> Task statement
Give the number of lines in the listing that hold the word "title". Write nothing but that number.

***

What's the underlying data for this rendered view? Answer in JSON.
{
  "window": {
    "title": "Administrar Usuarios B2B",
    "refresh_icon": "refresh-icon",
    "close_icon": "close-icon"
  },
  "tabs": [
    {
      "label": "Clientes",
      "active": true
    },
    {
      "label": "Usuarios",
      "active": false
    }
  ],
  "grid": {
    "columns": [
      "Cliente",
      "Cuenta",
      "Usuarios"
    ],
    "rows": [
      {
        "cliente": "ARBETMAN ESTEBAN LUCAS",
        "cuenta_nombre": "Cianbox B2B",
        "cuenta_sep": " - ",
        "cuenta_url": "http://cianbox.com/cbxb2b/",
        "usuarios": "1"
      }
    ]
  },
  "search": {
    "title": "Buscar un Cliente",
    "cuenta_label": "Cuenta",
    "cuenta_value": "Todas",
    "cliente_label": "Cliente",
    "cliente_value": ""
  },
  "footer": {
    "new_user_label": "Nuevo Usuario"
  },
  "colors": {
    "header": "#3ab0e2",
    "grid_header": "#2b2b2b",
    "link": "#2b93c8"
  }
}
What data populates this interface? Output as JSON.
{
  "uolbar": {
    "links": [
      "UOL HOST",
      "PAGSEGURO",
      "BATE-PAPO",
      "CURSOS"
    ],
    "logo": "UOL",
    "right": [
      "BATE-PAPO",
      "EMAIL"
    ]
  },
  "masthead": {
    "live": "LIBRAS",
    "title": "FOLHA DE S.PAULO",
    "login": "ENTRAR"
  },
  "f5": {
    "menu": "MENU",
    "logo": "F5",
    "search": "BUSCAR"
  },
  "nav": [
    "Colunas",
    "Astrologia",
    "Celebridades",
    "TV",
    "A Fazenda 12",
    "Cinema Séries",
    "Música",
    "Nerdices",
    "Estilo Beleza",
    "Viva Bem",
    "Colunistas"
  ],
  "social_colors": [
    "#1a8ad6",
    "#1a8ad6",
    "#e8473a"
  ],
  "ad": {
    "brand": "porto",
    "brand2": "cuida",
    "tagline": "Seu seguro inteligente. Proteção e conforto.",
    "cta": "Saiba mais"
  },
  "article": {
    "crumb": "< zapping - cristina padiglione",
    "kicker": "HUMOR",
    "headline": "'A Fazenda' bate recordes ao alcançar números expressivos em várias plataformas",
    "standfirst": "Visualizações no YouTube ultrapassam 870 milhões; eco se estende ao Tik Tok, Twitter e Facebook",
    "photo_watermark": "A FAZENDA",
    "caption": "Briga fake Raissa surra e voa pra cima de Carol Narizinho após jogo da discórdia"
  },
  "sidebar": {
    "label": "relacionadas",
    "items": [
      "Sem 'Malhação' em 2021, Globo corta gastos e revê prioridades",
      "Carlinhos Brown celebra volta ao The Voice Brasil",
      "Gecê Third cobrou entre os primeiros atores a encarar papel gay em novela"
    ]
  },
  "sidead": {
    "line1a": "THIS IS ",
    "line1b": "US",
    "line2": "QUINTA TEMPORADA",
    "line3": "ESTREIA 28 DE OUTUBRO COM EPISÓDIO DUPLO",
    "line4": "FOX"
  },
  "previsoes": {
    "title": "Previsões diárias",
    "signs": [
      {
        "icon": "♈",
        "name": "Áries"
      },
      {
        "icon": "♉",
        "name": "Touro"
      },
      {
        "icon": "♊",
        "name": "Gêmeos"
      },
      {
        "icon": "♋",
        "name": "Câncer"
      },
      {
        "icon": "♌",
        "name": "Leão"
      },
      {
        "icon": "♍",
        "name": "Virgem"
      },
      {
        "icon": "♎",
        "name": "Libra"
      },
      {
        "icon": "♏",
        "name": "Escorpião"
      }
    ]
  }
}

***

> Task solution
4